Posted 21 Feb
Written by Claudia von der Borch
Are there particles of non-terrestrial origin in our Cosmic Living Room?
Two thirds of the dust in your house comes from outside, tracked in from your feet or as airborne particles. Dust is always along for the ride, dropping off or being picked up, it follows you everywhere you go, through the mundane as often as the meaningful. It is a collection of these moments, a mix of places and people and time. If you cannot escape your dust footprint, it follows that similarly an alien would be unable to prevent sprinkling a trail of space dust behind them.
The Cosmic Living Room is a welcome space for aliens and humans to meet. It was designed as a communal area by Jonathon Keats and Dr Alice Gorman to ensure the space facilitated interaction with the extra-terrestrial. During your visit you can explore the concept of universal forms of communication.
The circular rug in the centre of the room represents the concept of congregation. Coloured orbital paths on the rug symbolise the converging of aliens to a common centre point. From the 27th of November 2018 the rug has been sitting in the Cosmic Living Room, collecting dust as inanimate objects tend to do.
Now, we have been a little mischievous. Over time we have been secretly vacuuming the rug, collecting dust samples to be sent off to the University of South Australia’s Future Industries Institute (FII) to be analysed. Our fingers have been crossed that we can catch some extra-terrestrials in the act of visiting.
How would we know that it is dust of an alien origin? Well, 40,000 tonnes of extra-terrestrial material arrive on Earth every year in the form of dust. 90% of this material is vaporised as it enters the atmosphere. The other 10% – imagine meteorites but super micro – are the particles that make it to the Earth’s surface. We call this cosmic dust or cosmic spherules.
Micrometeorites include materials derived from both asteroids and comets.
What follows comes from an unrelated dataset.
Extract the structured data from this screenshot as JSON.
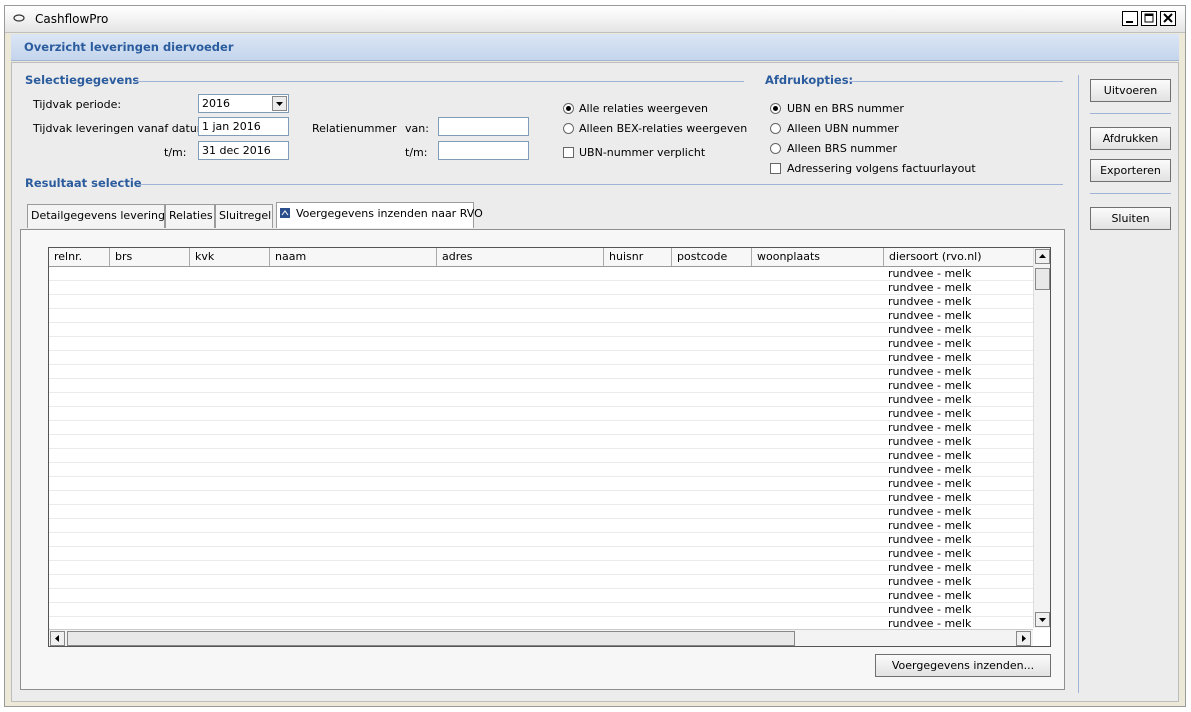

Upon entry to the Earth’s atmosphere the particles undergo melting, leading to their spherical shape. Amongst other indicators, the occurrence of Iron-Nickel metal and sulphides is also strong evidence of extra-terrestrial origin. The presence of Iron-Nickel metal is rare among terrestrial dust.
Here at MOD. we do a lot of unexpected things. Lately, this has involved filling zip-lock bags with rug dust. Last week we visited FII to analyse the dust samples to determine if there was any cosmic dust present in our Cosmic Living Room.
First, the dust needed to be separated into organic, magnetic and non-magnetic material. The magnetic and non-magnetic particles are mounted on to epoxy discs, then polished in preparation for Scanning Electron Microscopy (SEM).
The SEM process creates an image of the particle by scanning the surface of the sample with a focused beam of electrons. The topography and composition of the sample can be determined from this process.
The organic material (all the gross stuff) is too delicate for the SEM process. This was looked at under an optical microscope. Whilst a bit yuck if you know what it is (some sesame seeds, hair, dead skin, and cracker crumbs) we have to say that upon a closer look our visitors have traipsed in an interesting collection of bits and pieces.
So, what did the SEM show our dust samples were composed of?
Quartz, quartz, and more quartz – essentially a lot of sand. Some remnants of building materials and some glass particles. Some Iron, Nickel and Magnetite.
But, was there anything that indicated that some extra-terrestrials have made use of the welcoming space MOD. has provided?
Our colleagues at Future Industries were very interested in the magnetic particles they could draw out. In particular, the presence of pure Iron-Nickel metal in our samples. It was odd that these materials were so distinctly separated and pure instead of mixed in with other elements, or even mixed together. If you remember what we said earlier, this is one of the trademarks of extra-terrestrial dust… Cue the X-Files theme.
There was also an unusual amount of round magnetic magnetite. The spherule shape of these particles is similar to that of cosmic dust, which previously has been found to be the same spherule shape.
We found a high number of spherules in the magnetic particles. These were made from mostly iron, oxygen, and some with aluminium thrown in the mix. It is suspected these were artificial from the texture, but we can’t be sure. Unfortunately, that while they look a lot like cosmic dust, they do still lack of some essential cosmic dust elements, such as Olivine. However, the fact that we found so many perfectly sphere particles, measuring 100-200μm, or 0.1-0.2mm, is strange as well.
From the dust sample analysis, it looks like our extra-terrestrial friends have not left any dust behind in our welcoming space. Whilst it is very good of them to leave the place spotless, we were hoping to find a hint of their visit to our meeting place. Despite this, there were several strange finds that maybe could hint to something… You win this time, aliens.